----- SUPPLIED MATERIAL -----

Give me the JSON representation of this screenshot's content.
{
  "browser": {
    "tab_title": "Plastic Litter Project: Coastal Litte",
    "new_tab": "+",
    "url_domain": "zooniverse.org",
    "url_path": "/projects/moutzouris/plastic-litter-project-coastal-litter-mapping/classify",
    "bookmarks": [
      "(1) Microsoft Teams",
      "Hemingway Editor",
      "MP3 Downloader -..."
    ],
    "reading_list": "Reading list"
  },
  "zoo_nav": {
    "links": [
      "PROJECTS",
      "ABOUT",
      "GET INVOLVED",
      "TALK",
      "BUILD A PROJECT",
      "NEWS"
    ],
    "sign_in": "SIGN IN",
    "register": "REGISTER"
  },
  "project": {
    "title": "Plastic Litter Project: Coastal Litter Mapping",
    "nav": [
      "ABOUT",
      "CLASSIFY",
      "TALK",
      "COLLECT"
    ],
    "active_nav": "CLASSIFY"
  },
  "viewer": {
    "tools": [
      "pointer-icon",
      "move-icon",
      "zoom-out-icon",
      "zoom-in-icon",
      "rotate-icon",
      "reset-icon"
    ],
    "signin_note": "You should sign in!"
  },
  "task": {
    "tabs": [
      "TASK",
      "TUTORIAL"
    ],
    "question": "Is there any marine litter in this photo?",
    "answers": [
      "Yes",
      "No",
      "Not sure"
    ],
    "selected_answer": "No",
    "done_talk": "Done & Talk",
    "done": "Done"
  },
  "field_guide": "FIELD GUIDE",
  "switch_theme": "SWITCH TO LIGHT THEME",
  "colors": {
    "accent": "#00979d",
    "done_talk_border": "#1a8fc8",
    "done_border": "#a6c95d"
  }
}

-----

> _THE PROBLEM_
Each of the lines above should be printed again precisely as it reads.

> _ANSWER AREA_
Give me the JSON representation of this screenshot's content.
{
  "browser": {
    "tab_title": "Plastic Litter Project: Coastal Litte",
    "new_tab": "+",
    "url_domain": "zooniverse.org",
    "url_path": "/projects/moutzouris/plastic-litter-project-coastal-litter-mapping/classify",
    "bookmarks": [
      "(1) Microsoft Teams",
      "Hemingway Editor",
      "MP3 Downloader -..."
    ],
    "reading_list": "Reading list"
  },
  "zoo_nav": {
    "links": [
      "PROJECTS",
      "ABOUT",
      "GET INVOLVED",
      "TALK",
      "BUILD A PROJECT",
      "NEWS"
    ],
    "sign_in": "SIGN IN",
    "register": "REGISTER"
  },
  "project": {
    "title": "Plastic Litter Project: Coastal Litter Mapping",
    "nav": [
      "ABOUT",
      "CLASSIFY",
      "TALK",
      "COLLECT"
    ],
    "active_nav": "CLASSIFY"
  },
  "viewer": {
    "tools": [
      "pointer-icon",
      "move-icon",
      "zoom-out-icon",
      "zoom-in-icon",
      "rotate-icon",
      "reset-icon"
    ],
    "signin_note": "You should sign in!"
  },
  "task": {
    "tabs": [
      "TASK",
      "TUTORIAL"
    ],
    "question": "Is there any marine litter in this photo?",
    "answers": [
      "Yes",
      "No",
      "Not sure"
    ],
    "selected_answer": "No",
    "done_talk": "Done & Talk",
    "done": "Done"
  },
  "field_guide": "FIELD GUIDE",
  "switch_theme": "SWITCH TO LIGHT THEME",
  "colors": {
    "accent": "#00979d",
    "done_talk_border": "#1a8fc8",
    "done_border": "#a6c95d"
  }
}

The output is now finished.